[Dataset excerpts]

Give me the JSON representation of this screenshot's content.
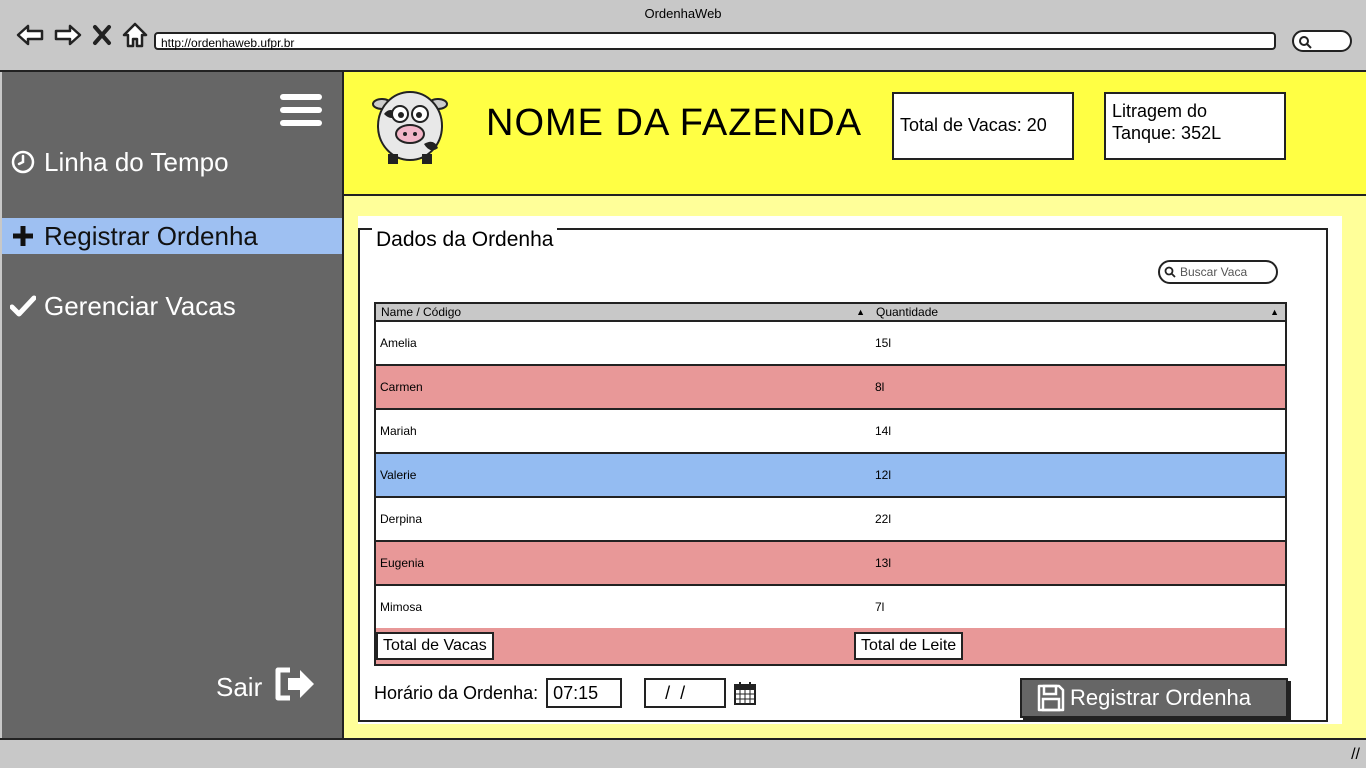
{
  "browser": {
    "title": "OrdenhaWeb",
    "url": "http://ordenhaweb.ufpr.br"
  },
  "sidebar": {
    "items": [
      {
        "label": "Linha do Tempo",
        "icon": "clock-icon",
        "active": false
      },
      {
        "label": "Registrar Ordenha",
        "icon": "plus-icon",
        "active": true
      },
      {
        "label": "Gerenciar Vacas",
        "icon": "check-icon",
        "active": false
      }
    ],
    "logout_label": "Sair"
  },
  "header": {
    "farm_name": "NOME DA FAZENDA",
    "total_vacas": "Total de Vacas: 20",
    "litragem_line1": "Litragem do",
    "litragem_line2": "Tanque: 352L"
  },
  "panel": {
    "legend": "Dados da Ordenha",
    "search_placeholder": "Buscar Vaca",
    "table": {
      "col_name": "Name / Código",
      "col_quantidade": "Quantidade",
      "rows": [
        {
          "name": "Amelia",
          "qty": "15l"
        },
        {
          "name": "Carmen",
          "qty": "8l"
        },
        {
          "name": "Mariah",
          "qty": "14l"
        },
        {
          "name": "Valerie",
          "qty": "12l"
        },
        {
          "name": "Derpina",
          "qty": "22l"
        },
        {
          "name": "Eugenia",
          "qty": "13l"
        },
        {
          "name": "Mimosa",
          "qty": "7l"
        }
      ],
      "total_vacas_label": "Total de Vacas",
      "total_leite_label": "Total de Leite"
    },
    "horario_label": "Horário da Ordenha:",
    "horario_value": "07:15",
    "date_value": " /  /",
    "register_button": "Registrar Ordenha"
  },
  "colors": {
    "header_bg": "#ffff44",
    "content_bg": "#ffff99",
    "sidebar_bg": "#666666",
    "sidebar_active": "#9ec0f2",
    "row_red": "#e89898",
    "row_blue": "#94bcf2"
  }
}
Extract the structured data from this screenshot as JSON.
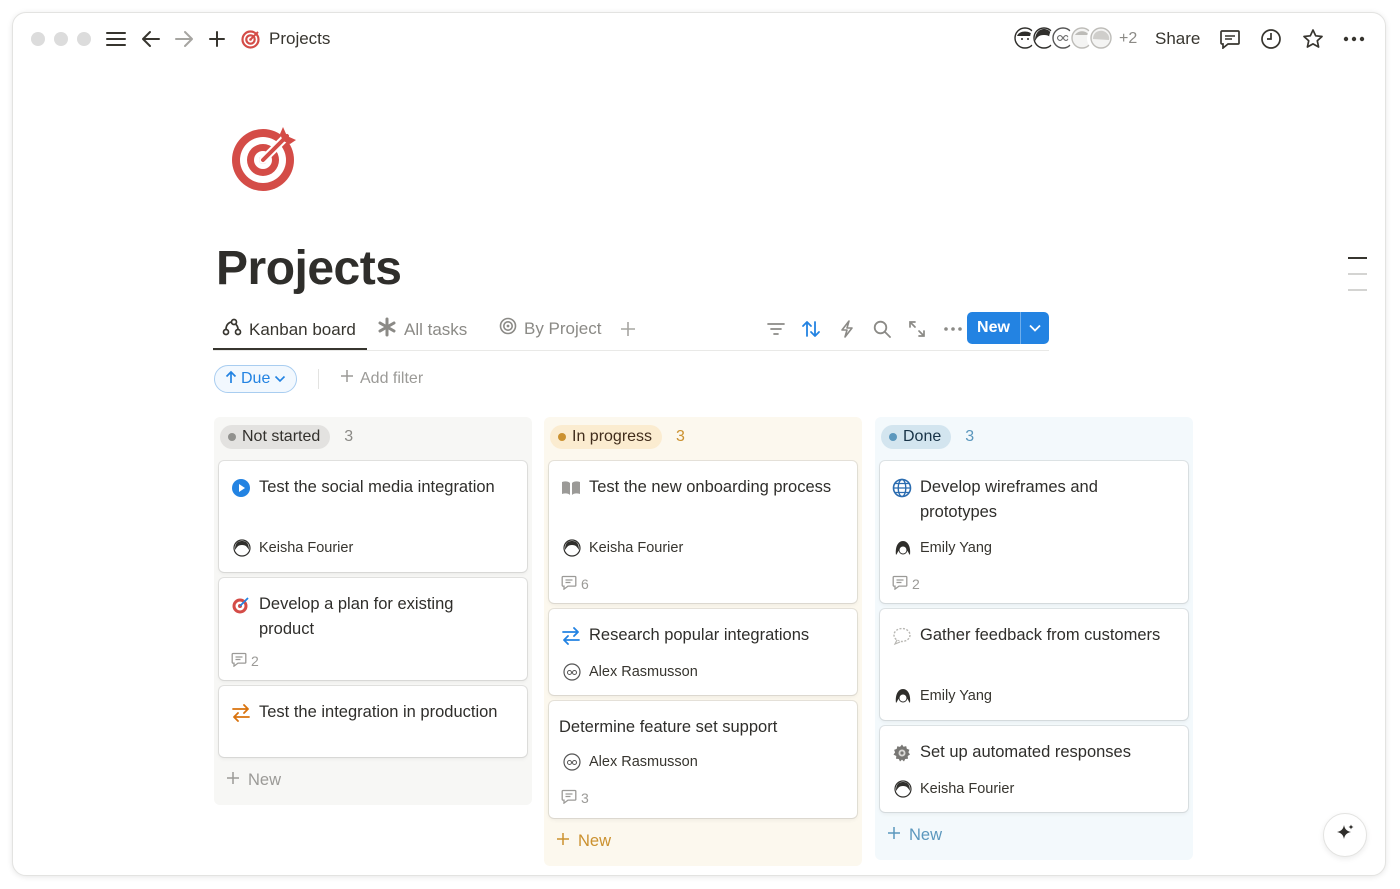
{
  "topbar": {
    "title": "Projects",
    "extra_members": "+2",
    "share_label": "Share"
  },
  "page": {
    "title": "Projects",
    "icon": "target-icon",
    "accent": "#d44c47"
  },
  "views": {
    "tabs": [
      {
        "label": "Kanban board",
        "icon": "kanban-icon",
        "active": true
      },
      {
        "label": "All tasks",
        "icon": "asterisk-icon",
        "active": false
      },
      {
        "label": "By Project",
        "icon": "target-outline-icon",
        "active": false
      }
    ],
    "new_label": "New"
  },
  "filters": {
    "sort_label": "Due",
    "add_filter_label": "Add filter"
  },
  "columns": [
    {
      "status": "Not started",
      "count": "3",
      "new_label": "New",
      "cards": [
        {
          "title": "Test the social media integration",
          "icon": "play-circle-icon",
          "assignee": "Keisha Fourier",
          "comments": ""
        },
        {
          "title": "Develop a plan for existing product",
          "icon": "dart-target-icon",
          "assignee": "",
          "comments": "2"
        },
        {
          "title": "Test the integration in production",
          "icon": "arrows-swap-icon",
          "assignee": "",
          "comments": ""
        }
      ]
    },
    {
      "status": "In progress",
      "count": "3",
      "new_label": "New",
      "cards": [
        {
          "title": "Test the new onboarding process",
          "icon": "book-icon",
          "assignee": "Keisha Fourier",
          "comments": "6"
        },
        {
          "title": "Research popular integrations",
          "icon": "arrows-swap-icon",
          "assignee": "Alex Rasmusson",
          "comments": ""
        },
        {
          "title": "Determine feature set support",
          "icon": "",
          "assignee": "Alex Rasmusson",
          "comments": "3"
        }
      ]
    },
    {
      "status": "Done",
      "count": "3",
      "new_label": "New",
      "cards": [
        {
          "title": "Develop wireframes and prototypes",
          "icon": "globe-icon",
          "assignee": "Emily Yang",
          "comments": "2"
        },
        {
          "title": "Gather feedback from customers",
          "icon": "speech-bubble-icon",
          "assignee": "Emily Yang",
          "comments": ""
        },
        {
          "title": "Set up automated responses",
          "icon": "gear-icon",
          "assignee": "Keisha Fourier",
          "comments": ""
        }
      ]
    }
  ]
}
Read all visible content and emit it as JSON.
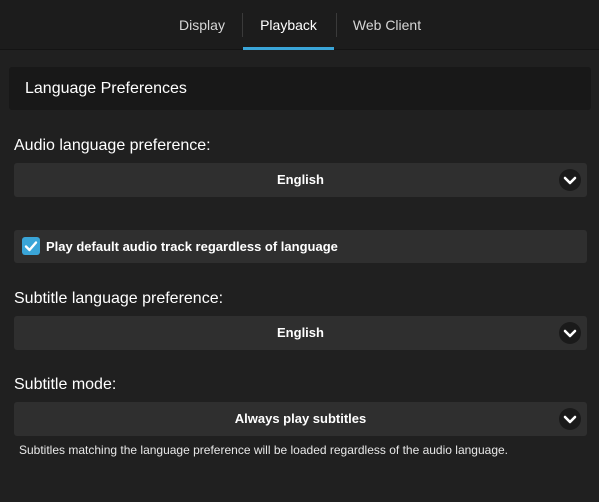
{
  "tabs": [
    {
      "label": "Display",
      "active": false
    },
    {
      "label": "Playback",
      "active": true
    },
    {
      "label": "Web Client",
      "active": false
    }
  ],
  "section": {
    "title": "Language Preferences"
  },
  "audio": {
    "label": "Audio language preference:",
    "value": "English"
  },
  "default_audio": {
    "label": "Play default audio track regardless of language",
    "checked": true
  },
  "subtitle_language": {
    "label": "Subtitle language preference:",
    "value": "English"
  },
  "subtitle_mode": {
    "label": "Subtitle mode:",
    "value": "Always play subtitles",
    "help": "Subtitles matching the language preference will be loaded regardless of the audio language."
  },
  "colors": {
    "accent": "#3aa5d8",
    "background": "#202020",
    "control": "#2f2f2f"
  },
  "icons": {
    "chevron": "chevron-down-icon",
    "check": "checkmark-icon"
  }
}
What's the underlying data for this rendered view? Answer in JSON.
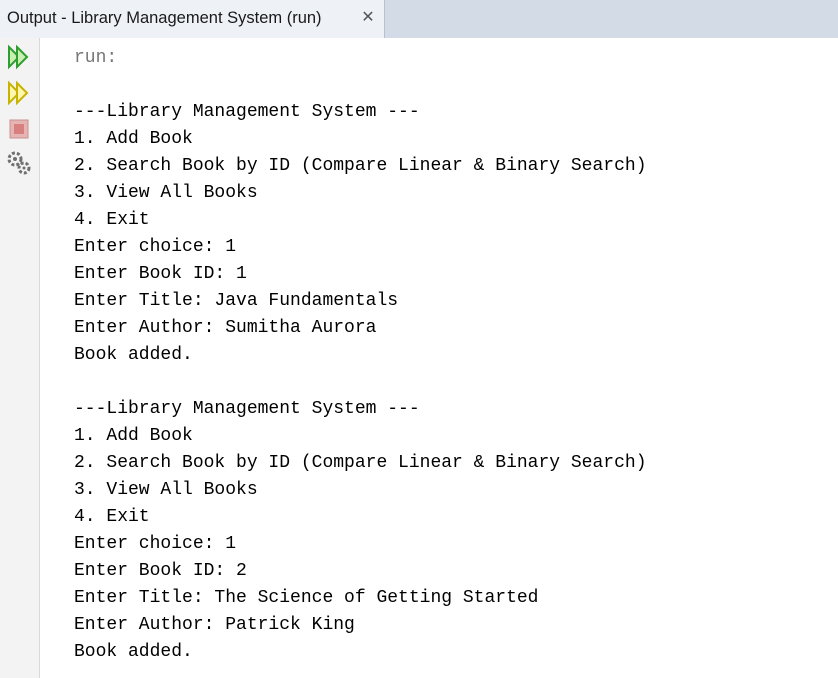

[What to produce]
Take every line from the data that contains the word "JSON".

[Result of this task]
Give me the JSON representation of this screenshot's content.
Extract the structured data from this screenshot as JSON.
Read all visible content and emit it as JSON.
What's the underlying data for this rendered view? Answer in JSON.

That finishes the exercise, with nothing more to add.